His answer was surprising, and it gave me new insight into the game: He would create a picture in his mind of what he wanted to happen as he stood over the center and prepared to call the signal. He visualized the location of the first-down marker, he sized up the opponents blocking his way, and he went through the moves he would make and how the opponents would react before the snap.
The playing field was his canvas; the first down was his piece of art. To see him fake out a would-be tackler was a creative moment.
Since then, I have studied other successful athletes, especially the great ones, to appreciate the creativity in their performances. Jim Brown’s runs were art. Muhammad Ali’s shuffle and jabs were art. Michael Jordan’s acrobatics were art. Peyton Manning’s playmaking is high art.
I’ve never expressed this idea in print until now for fear of being laughed out of punditry. After listening to a fine commentary by Frank Deford on National Public Radio the other morning, I realized anew that sport should be considered art.
Deford’s commentary was framed around his interview with Gary Walters, the director of athletics at Princeton University.
Walters asked: “Is it time for the educational-athletic experience on our playing fields (to) be accorded the same academic respect as the arts?”
Walters has experience to speak with authority. He and Bill Bradley were on the same Final Four team, and he was chairman of this year’s national Division I basketball committee.
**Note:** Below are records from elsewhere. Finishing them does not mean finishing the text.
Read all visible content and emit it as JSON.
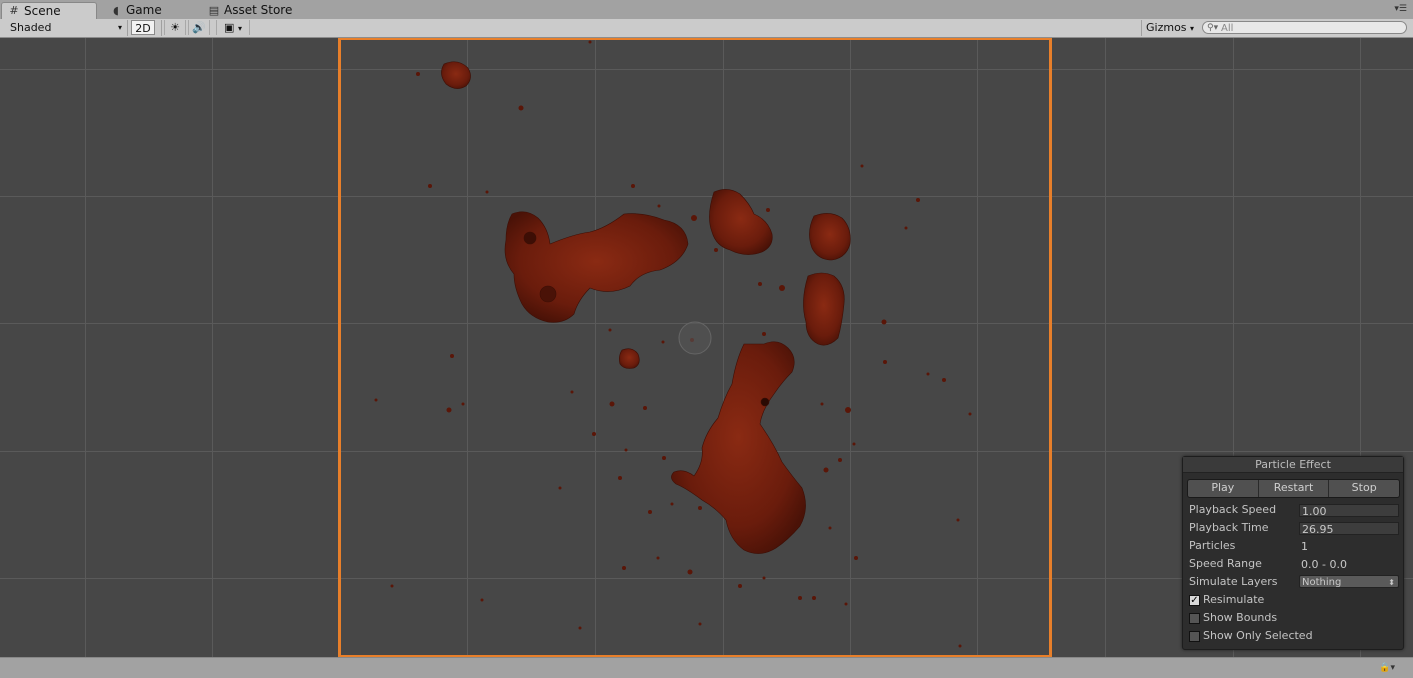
{
  "tabs": [
    {
      "label": "Scene",
      "icon": "grid-icon",
      "active": true
    },
    {
      "label": "Game",
      "icon": "pacman-icon",
      "active": false
    },
    {
      "label": "Asset Store",
      "icon": "bag-icon",
      "active": false
    }
  ],
  "toolbar": {
    "shading_mode": "Shaded",
    "mode_2d": "2D",
    "gizmos_label": "Gizmos",
    "search_placeholder": "All"
  },
  "panel": {
    "title": "Particle Effect",
    "buttons": [
      "Play",
      "Restart",
      "Stop"
    ],
    "rows": {
      "playback_speed_label": "Playback Speed",
      "playback_speed_value": "1.00",
      "playback_time_label": "Playback Time",
      "playback_time_value": "26.95",
      "particles_label": "Particles",
      "particles_value": "1",
      "speed_range_label": "Speed Range",
      "speed_range_value": "0.0 - 0.0",
      "simulate_layers_label": "Simulate Layers",
      "simulate_layers_value": "Nothing"
    },
    "checkboxes": [
      {
        "label": "Resimulate",
        "checked": true
      },
      {
        "label": "Show Bounds",
        "checked": false
      },
      {
        "label": "Show Only Selected",
        "checked": false
      }
    ]
  },
  "colors": {
    "selection_outline": "#e87f2a",
    "blood": "#6a1c0c",
    "scene_bg": "#474747"
  }
}
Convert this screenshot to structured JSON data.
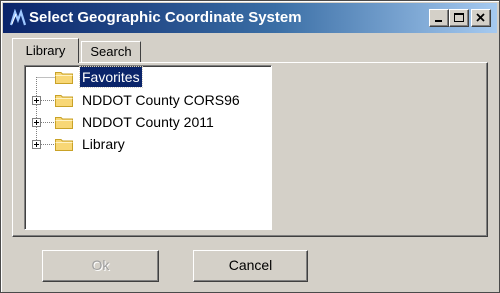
{
  "window": {
    "title": "Select Geographic Coordinate System"
  },
  "tabs": [
    {
      "label": "Library",
      "active": true
    },
    {
      "label": "Search",
      "active": false
    }
  ],
  "tree": {
    "items": [
      {
        "label": "Favorites",
        "expandable": false,
        "selected": true,
        "icon": "folder-icon"
      },
      {
        "label": "NDDOT County CORS96",
        "expandable": true,
        "selected": false,
        "icon": "folder-icon"
      },
      {
        "label": "NDDOT County 2011",
        "expandable": true,
        "selected": false,
        "icon": "folder-icon"
      },
      {
        "label": "Library",
        "expandable": true,
        "selected": false,
        "icon": "folder-icon"
      }
    ]
  },
  "buttons": {
    "ok": "Ok",
    "cancel": "Cancel"
  },
  "colors": {
    "selection": "#0a246a",
    "titlebar": "#0a246a",
    "face": "#d4d0c8",
    "folder": "#f8d775"
  }
}
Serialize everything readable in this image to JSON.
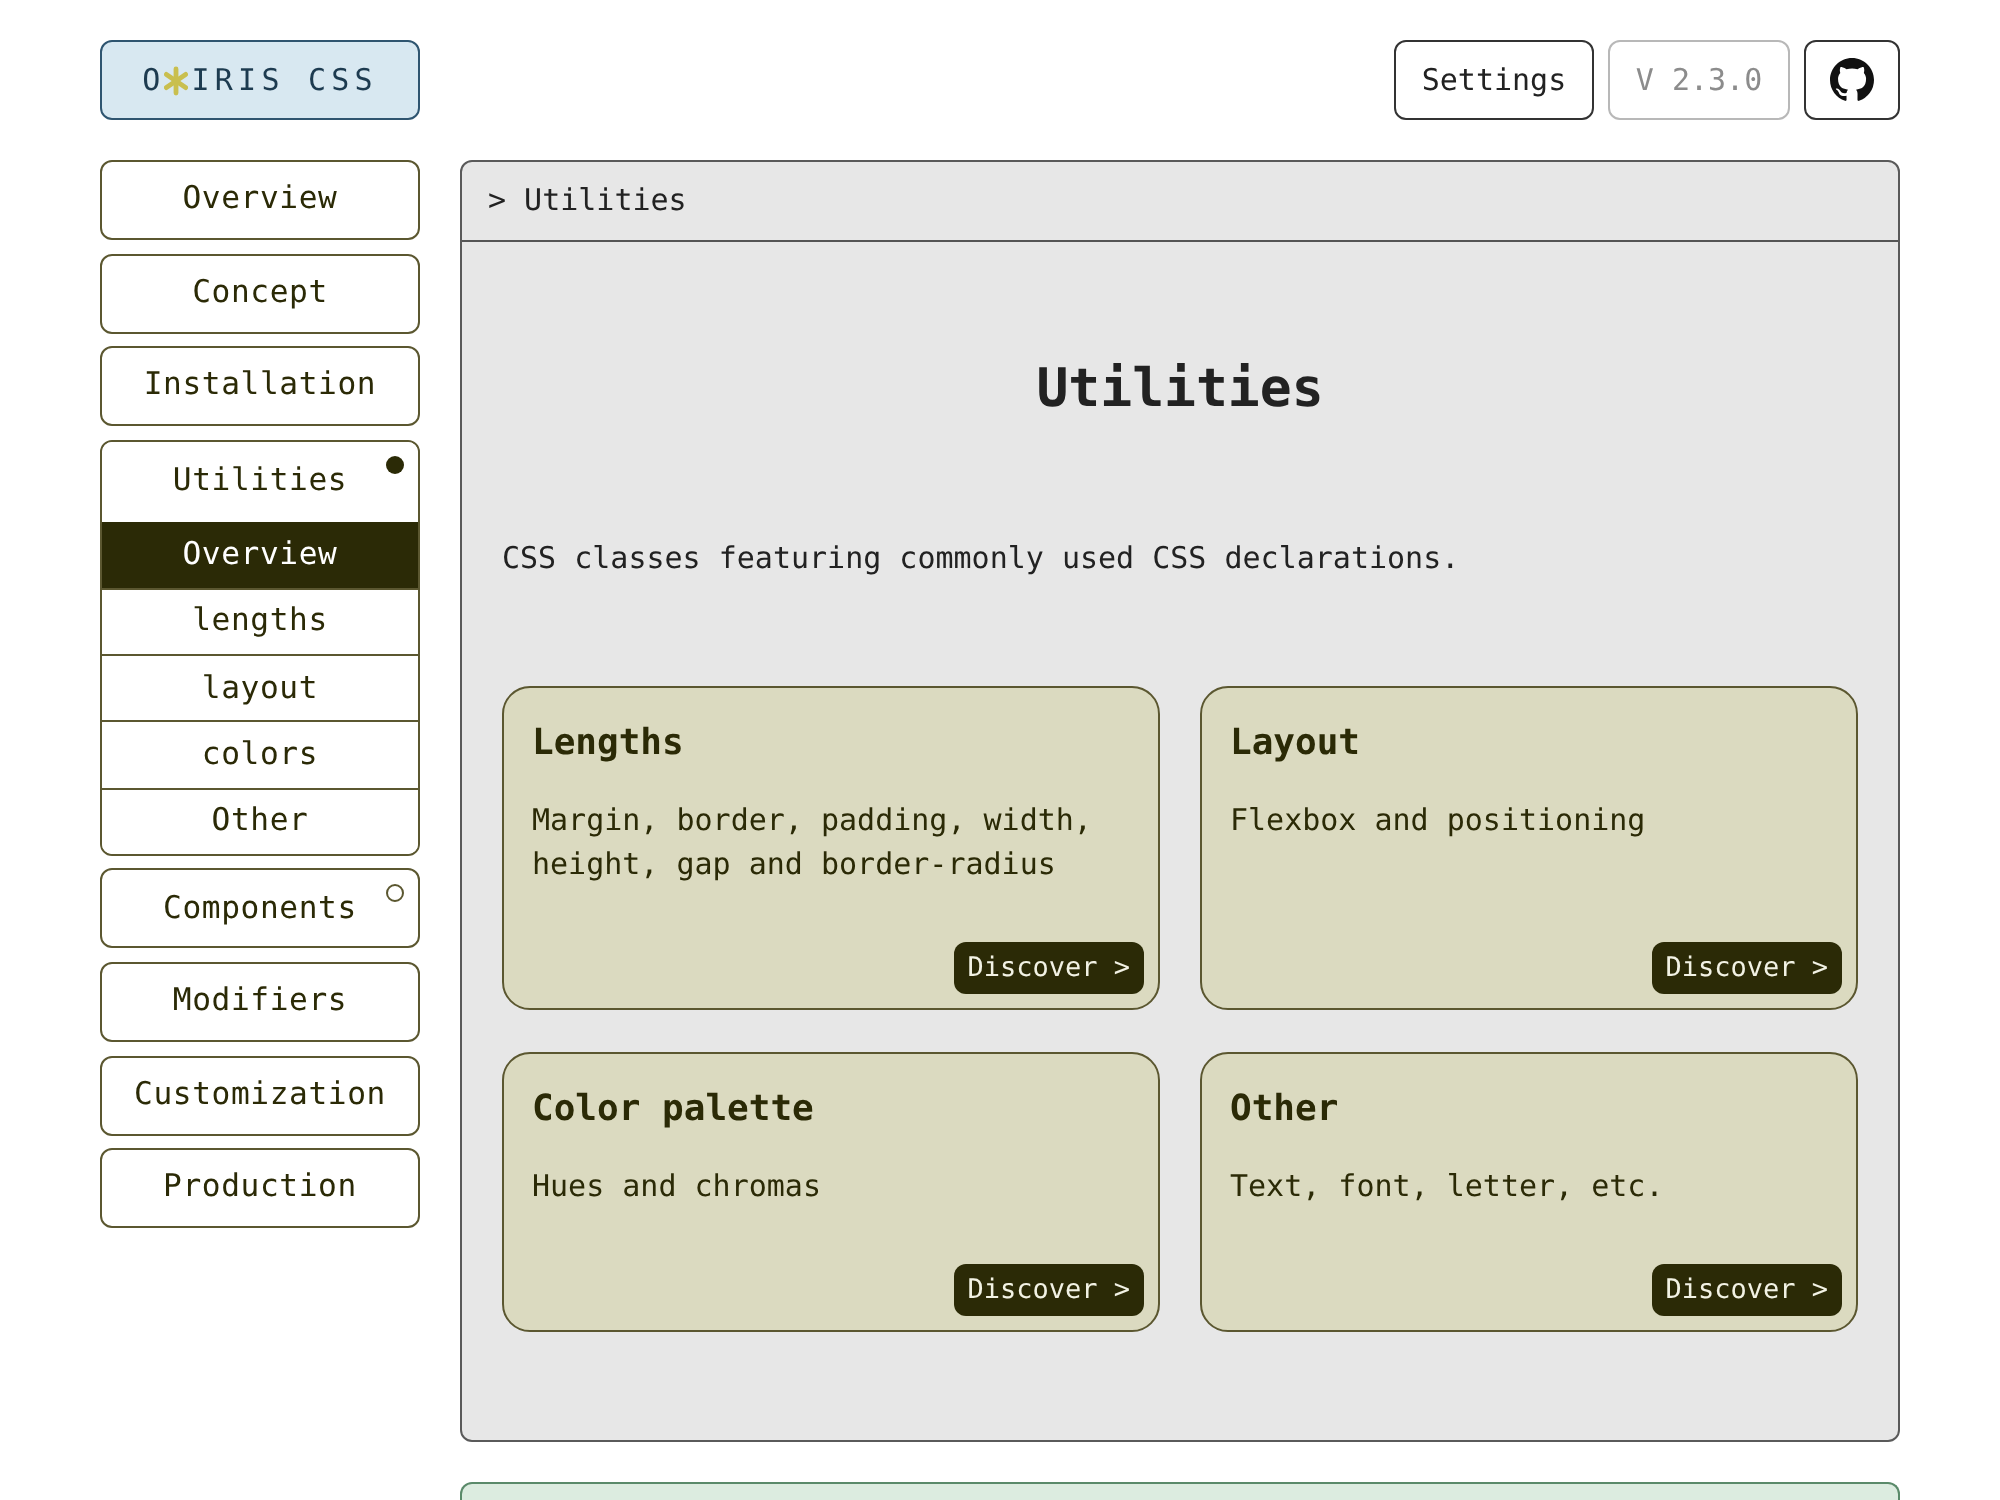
{
  "header": {
    "logo": {
      "before": "O",
      "after": "IRIS CSS"
    },
    "actions": [
      {
        "kind": "button",
        "label": "Settings"
      },
      {
        "kind": "version",
        "label": "V 2.3.0"
      },
      {
        "kind": "icon-button"
      }
    ]
  },
  "sidebar": {
    "items": [
      {
        "label": "Overview",
        "selected": false
      },
      {
        "label": "Concept",
        "selected": false
      },
      {
        "label": "Installation",
        "selected": false
      },
      {
        "label": "Utilities",
        "selected": false,
        "expanded": true,
        "children": [
          {
            "label": "Overview",
            "selected": true
          },
          {
            "label": "lengths",
            "selected": false
          },
          {
            "label": "layout",
            "selected": false
          },
          {
            "label": "colors",
            "selected": false
          },
          {
            "label": "Other",
            "selected": false
          }
        ]
      },
      {
        "label": "Components",
        "selected": false,
        "expanded": false
      },
      {
        "label": "Modifiers",
        "selected": false
      },
      {
        "label": "Customization",
        "selected": false
      },
      {
        "label": "Production",
        "selected": false
      }
    ]
  },
  "main": {
    "breadcrumb": "> Utilities",
    "title": "Utilities",
    "description": "CSS classes featuring commonly used CSS declarations.",
    "cards": [
      {
        "title": "Lengths",
        "description": "Margin, border, padding, width, height, gap and border-radius",
        "button": "Discover >"
      },
      {
        "title": "Layout",
        "description": "Flexbox and positioning",
        "button": "Discover >"
      },
      {
        "title": "Color palette",
        "description": "Hues and chromas",
        "button": "Discover >"
      },
      {
        "title": "Other",
        "description": "Text, font, letter, etc.",
        "button": "Discover >"
      }
    ]
  },
  "panels_below": [
    {
      "kind": "success"
    }
  ]
}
Deford, who has written several books about sports, said one reason sports get such a bad rap, when compared with art, is that people play sports to win. “Artists are not supposed to be competitive,” he said. “They are expected to be above that. We always hear ‘art for art’s sake.’ Nobody ever says ‘sport for sport’s sake.’ ”
He said also that sports have been discounted because, until recently, athletic performance couldn’t be visually preserved.
“What we accepted as great art – whether the book, the script, the painting, the symphony – is that which could be saved and savored,” Deford said. “But the performances of the athletic artists who ran and jumped and wrestled were gone with the wind. Now, however, that we can study the grace of the athlete on film, a double play can be viewed as pretty as any pas de deux. Or, please: Is not what we saw Michael Jordan do every bit as artistic as what we saw Mikhail Baryshnikov do?”
Deford argues that cheating and other forms of general corruption, such as gambling, shouldn’t diminish great athletic performance by individuals.
“Certainly, there remains a huge double standard in college,” Deford said. “Why can a young musician major in music, a young actor in drama, but a young football player can’t major in football? That strikes me as unfair, but it encourages the hypocrisy that contributes to the situation where those hidebound defenders of the artistic faith can take delight in looking down their noses at sport.”
Walters is unequivocal about the artistic value of sport: “Athletic competition nourishes our collective souls and contributes to the holistic education of the total person in the same manner as the arts.”